I'm on a mission to create a few go-to crock-pot meals my family will actually eat. Overall they are such good eaters UNTIL you mix everything together. Then they poke and prod at their plates, making faces and picking out the one or 2 things they will eat out of the stew.
I, on the hand, am a comfort food junkie! Chilies, stews, soups and casseroles are all more than OK in my book. I don't need 3 things in separate corners of my plate.
After a few attempts, I finally have most of the family on board with my Simple Chicken and Oat Stew With Northern Beans. I'm hoping the 2-year-old comes around when he realizes he's outnumbered.
Yesterday I finally decided to cook the pot roast that came in the farm share a few weeks ago. I figured having sliced meat with potatoes and carrots all separate on the plate even though they were cooked together would be a good baby step for the boys.
There was only one problem: I froze the roast and forgot to defrost it the night before.
Little did I know, my mistake may have helped me make the most perfect roast ever! I'm talking crowd pleaser all around. Husband, 8-year-old AND 2-year-old happily ate and complimented me on dinner.
Yes, this is going down in history!
I shall share what I did in hopes that you can re-create this miracle in your house…
- 1 Eye round roast, about 5 pounds, frozen solid
- 4 baking potatoes, halved

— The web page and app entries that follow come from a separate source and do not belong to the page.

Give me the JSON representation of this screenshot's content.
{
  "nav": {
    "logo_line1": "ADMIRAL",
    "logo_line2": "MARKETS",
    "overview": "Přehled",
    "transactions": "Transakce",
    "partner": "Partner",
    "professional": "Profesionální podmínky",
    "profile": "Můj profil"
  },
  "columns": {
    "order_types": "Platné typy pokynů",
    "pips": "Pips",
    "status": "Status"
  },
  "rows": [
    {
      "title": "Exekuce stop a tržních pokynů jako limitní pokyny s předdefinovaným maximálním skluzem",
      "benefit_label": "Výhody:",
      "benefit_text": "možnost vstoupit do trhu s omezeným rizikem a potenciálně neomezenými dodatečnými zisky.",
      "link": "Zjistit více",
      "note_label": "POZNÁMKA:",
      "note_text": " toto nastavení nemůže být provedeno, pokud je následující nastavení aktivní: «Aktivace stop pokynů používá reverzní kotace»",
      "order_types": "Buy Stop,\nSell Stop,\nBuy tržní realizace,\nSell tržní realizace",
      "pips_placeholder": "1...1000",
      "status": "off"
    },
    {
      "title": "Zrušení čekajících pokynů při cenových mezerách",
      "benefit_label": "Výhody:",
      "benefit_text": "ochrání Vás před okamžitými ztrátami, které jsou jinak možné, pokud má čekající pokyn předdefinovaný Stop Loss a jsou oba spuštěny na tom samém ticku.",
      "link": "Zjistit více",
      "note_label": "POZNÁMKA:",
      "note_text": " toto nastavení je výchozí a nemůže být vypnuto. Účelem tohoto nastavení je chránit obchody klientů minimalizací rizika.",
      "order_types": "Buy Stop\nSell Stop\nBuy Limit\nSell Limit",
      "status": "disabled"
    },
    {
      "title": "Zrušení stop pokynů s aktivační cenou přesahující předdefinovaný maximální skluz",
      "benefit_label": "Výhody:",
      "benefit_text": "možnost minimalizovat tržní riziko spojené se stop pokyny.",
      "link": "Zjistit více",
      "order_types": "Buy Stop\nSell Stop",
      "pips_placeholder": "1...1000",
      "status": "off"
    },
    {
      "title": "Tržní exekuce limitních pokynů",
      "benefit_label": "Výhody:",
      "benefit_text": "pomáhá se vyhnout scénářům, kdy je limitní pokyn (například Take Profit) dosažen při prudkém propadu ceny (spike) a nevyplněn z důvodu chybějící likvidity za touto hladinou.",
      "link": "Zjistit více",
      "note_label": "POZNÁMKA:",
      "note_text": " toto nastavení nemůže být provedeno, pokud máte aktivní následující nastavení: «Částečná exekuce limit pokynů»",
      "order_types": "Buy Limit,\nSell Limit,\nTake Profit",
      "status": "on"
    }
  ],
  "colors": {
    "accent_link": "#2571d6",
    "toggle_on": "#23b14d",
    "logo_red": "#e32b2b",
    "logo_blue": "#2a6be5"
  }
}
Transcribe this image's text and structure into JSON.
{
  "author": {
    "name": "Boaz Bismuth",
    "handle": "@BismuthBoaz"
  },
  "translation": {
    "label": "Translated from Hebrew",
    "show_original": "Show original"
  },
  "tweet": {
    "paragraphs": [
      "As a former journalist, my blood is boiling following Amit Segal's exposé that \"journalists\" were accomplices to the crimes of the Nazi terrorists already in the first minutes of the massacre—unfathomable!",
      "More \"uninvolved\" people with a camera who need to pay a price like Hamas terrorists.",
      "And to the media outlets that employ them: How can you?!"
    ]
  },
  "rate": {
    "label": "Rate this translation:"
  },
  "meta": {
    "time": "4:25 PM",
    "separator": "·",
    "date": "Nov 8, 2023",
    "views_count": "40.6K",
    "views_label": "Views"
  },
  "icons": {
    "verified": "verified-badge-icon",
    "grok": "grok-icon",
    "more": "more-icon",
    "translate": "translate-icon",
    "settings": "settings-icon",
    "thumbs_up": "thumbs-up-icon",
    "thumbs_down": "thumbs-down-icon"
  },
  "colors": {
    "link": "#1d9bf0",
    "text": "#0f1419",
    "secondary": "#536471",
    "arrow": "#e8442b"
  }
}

- Handful of baby-cut carrots or a few carrots, chopped in large pieces
- 1 large red onion
- 4-5 garlic cloves
- 1 12 oz bottle of beer (I used Sam Adams Chocolate Cherry Bock)
- 2 tbsp Worcestershire sauce
- 2 tbsp soy sauce
- 2 tbsp apple cider vinegar
- ¼ cup (33g) whole wheat flour
Since my roast was frozen I made a bath for it in my sink and let it sit in the water while preparing all the additional ingredients.
For sides to the roast I pulled out what I had on hand: A handful of baby carrots, 4 baking potatoes (1 per person), 1 large red onion, and garlic.
This is where I tell you to use what you have on hand. There is no wrong answer. If you have red potatoes, even better as I had to only halve the baking ones so they didn't turn to complete mush. Red potatoes would hold up better. Only have a sweet onion? Perfect. No carrots? Skip 'em. Want to add in a bag of frozen peas? AWESOME! Sweet potato fan? They could work. Just cut really large pieces.
Don't be scared of making recipes your own. Cooking should be a fun adventure not a stressful event.
OK, now that I got that out of my system, I halved the potatoes (with skin on) and loosely chopped the garlic.
Still needing my roast to thaw a bit more, I moved on to my gravy base. A friend gave me a few of these Sam Adams beers because he said, "I figured you could cook with them or something."
HA! He was right.
I whisked the beer with the Worcestershire sauce, soy sauce, apple cider vinegar and flour.
It was time to sear the meat. The roast was defrosted enough to be released from the plastic. That would have to do.
I heated a heavy skillet over medium-high heat and sprinkled all sides of the roast with salt and pepper. Then I seared it on all sides.
Believe me, that sucker was still frozen solid in the middle.
Once it was seared I put it in the crock pot with all the other ingredients and poured the beer mixture on top.
I pushed some of the potatoes down, covered and cooked it on low for 8 hours.
After 8 hours of the house smelling awesome, I uncovered this.
I removed the roast to let it rest and left the crock pot uncovered to help the gravy thicken a bit more.
I was shocked to see how amazing the roast sliced.
Any other time I've made a pot roast it always did that shredding thing, which is yummy but slices are an easier sell to the kids.
The meat was tender, slightly moist and delicious.
I served the meat with 2 potato halves and a scoop of carrots and onion with the juice drizzled on top.
I loved EVERY bite! The potatoes were creamy and delicious. The carrots soft but not overcooked. The onion was sweet, and the meat was amazing.
My best pot roast to date!
Here's a peek at my dinner table last night. Notice no tears.
Makes me smile. 🙂
These meals are always hard for me to calculate nutritional information. If you are counting just use a general point per ounce estimate and count how many potatoes you eat. Sometimes you just have to go with the flow.